My Answer to Rakofsky:
Now we are here. An actual lawsuit against me. You probably have the idea by now that I don’t suffer fools too gladly. And that posture doesn’t change today.
One of the demands Rakofsky made is that the defendants not mention his name. Or use his picture. Which is truly bizarre. He seems desperate to scrub the Internet of his follies.
I am tempted to write, in response to the suit, “Go shit in a hat and pull it down over your ears.” But that doesn’t sound very lawyerly. So I’ll say it in Latin. Vado shit in a hat quod traho is down super vestri ears.*
OK, maybe I used a translating website for that. You don’t really think I write Latin, do you? I suppose, for future reference, we can just call it the GSIAH defense. Or VSIAH if you like the pseudo-Latin that came out of the translator and you want to wow your friends with your knowledge of the Internet’s hottest new acronym.
Yeah, I digressed. But that was worth it, no?
What was Rakofsky thinking? That a bunch of lawyers that make their living in the well of the courtroom, accustomed to walking a high-wire without a net as we cross-examine hostile witnesses, would somehow cower in fear at an utterly frivolous lawsuit? Did he think that those of us that write blogs, for all to see, might not somehow have a basic grasp of the First Amendment? Didn’t he know, well before he even went to law school, that people have a right to set forth their opinions? How could he survive law school and pass a bar exam without knowing constitutional fundamentals? Perhaps the better question, why wasn’t he thinking of what would happen in response to such a suit? Was he a spoiled child that got everything he wanted simply by throwing a tantrum?
And those of us that are practicing lawyers are the small fries, compared with our co-defendants Washington Post, American Bar Association and Thompson Reuters. Like they are going to roll over and pull down their articles? Good grief.
Rakofsky’s choices at this point seem limited. But certainly, the first thing he ought to do is put away the damn shovel as he is burying himself with it.
Yeah, there’s more to come.
*Update: I’ve been told by Luigi de Guzman that the proper translation, or as proper as possible, is vade et caca in pilleum et ipse traheatur super aures tuos (go shit in a [knit] hat & let that same hat itself be pulled over your ears).
Update #2: This post has generated some unusually heavy traffic, so here is my official Welcome to all you new readers getting ready to head out the door…
**Addendum (5/26/11) – While Rakofsky apparently took down most of his websites/marketing as of this writing, at least one of them has been preserved at this link as an example of misleading attorney marketing for a lawyer just starting out. I have used a photo from that source.
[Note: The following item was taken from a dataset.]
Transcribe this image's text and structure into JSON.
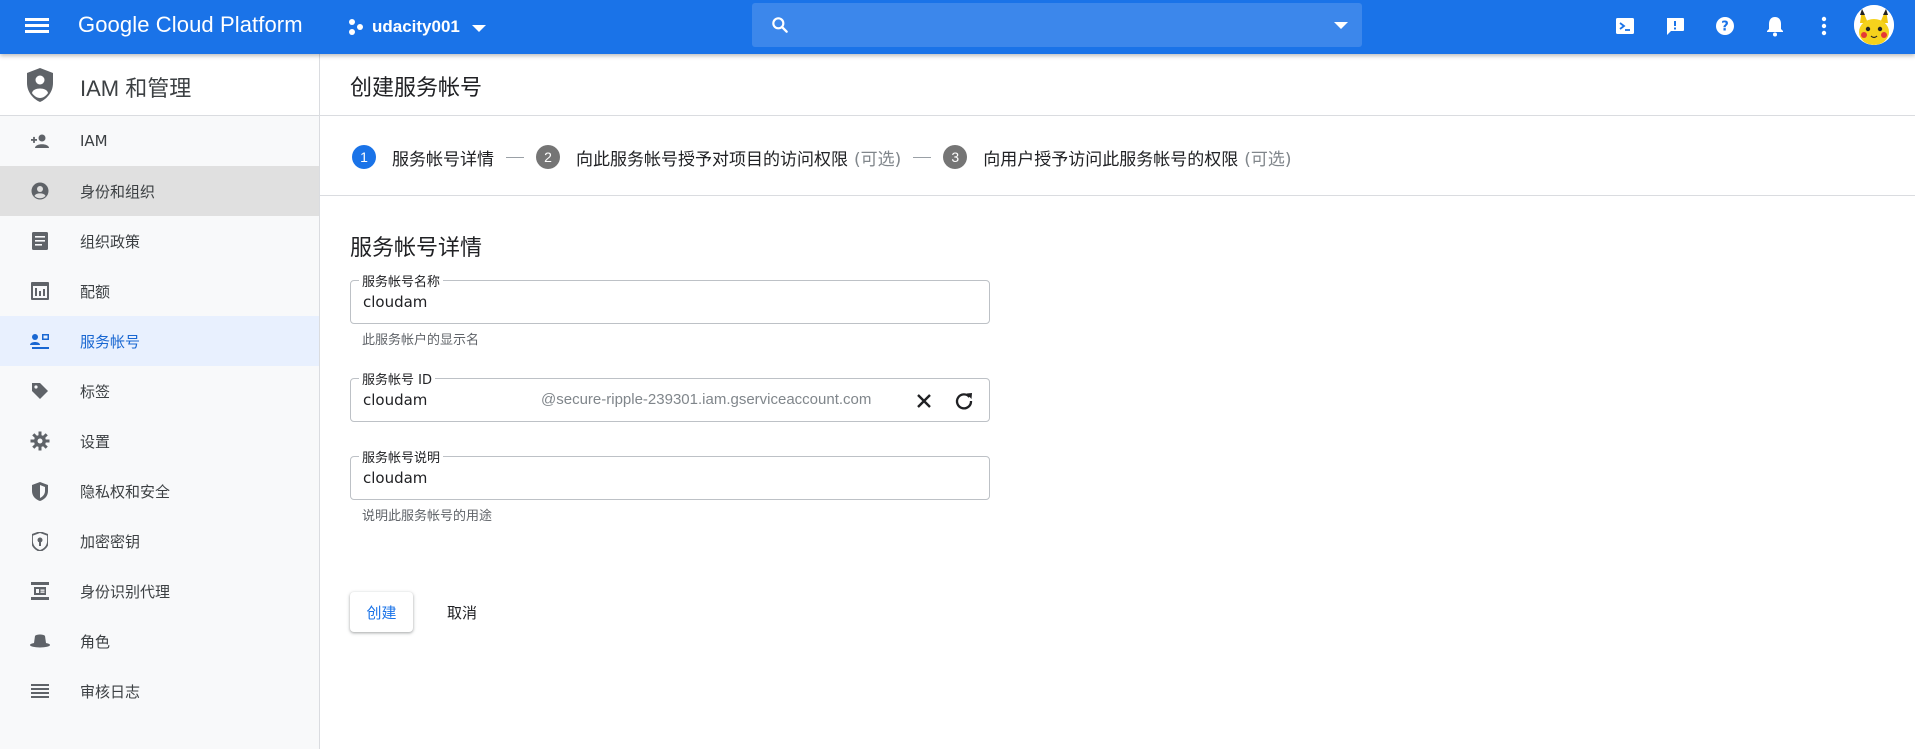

The picture serves as a contrast to the older, gray haired gentlemen — who apparently have no relation to Rakofsky’s firm — that also were used on the Rakofsky site.
Update #3 (5/31/11): The Rakofsky Defamation Case (And Why I Won’t Be Posting Much)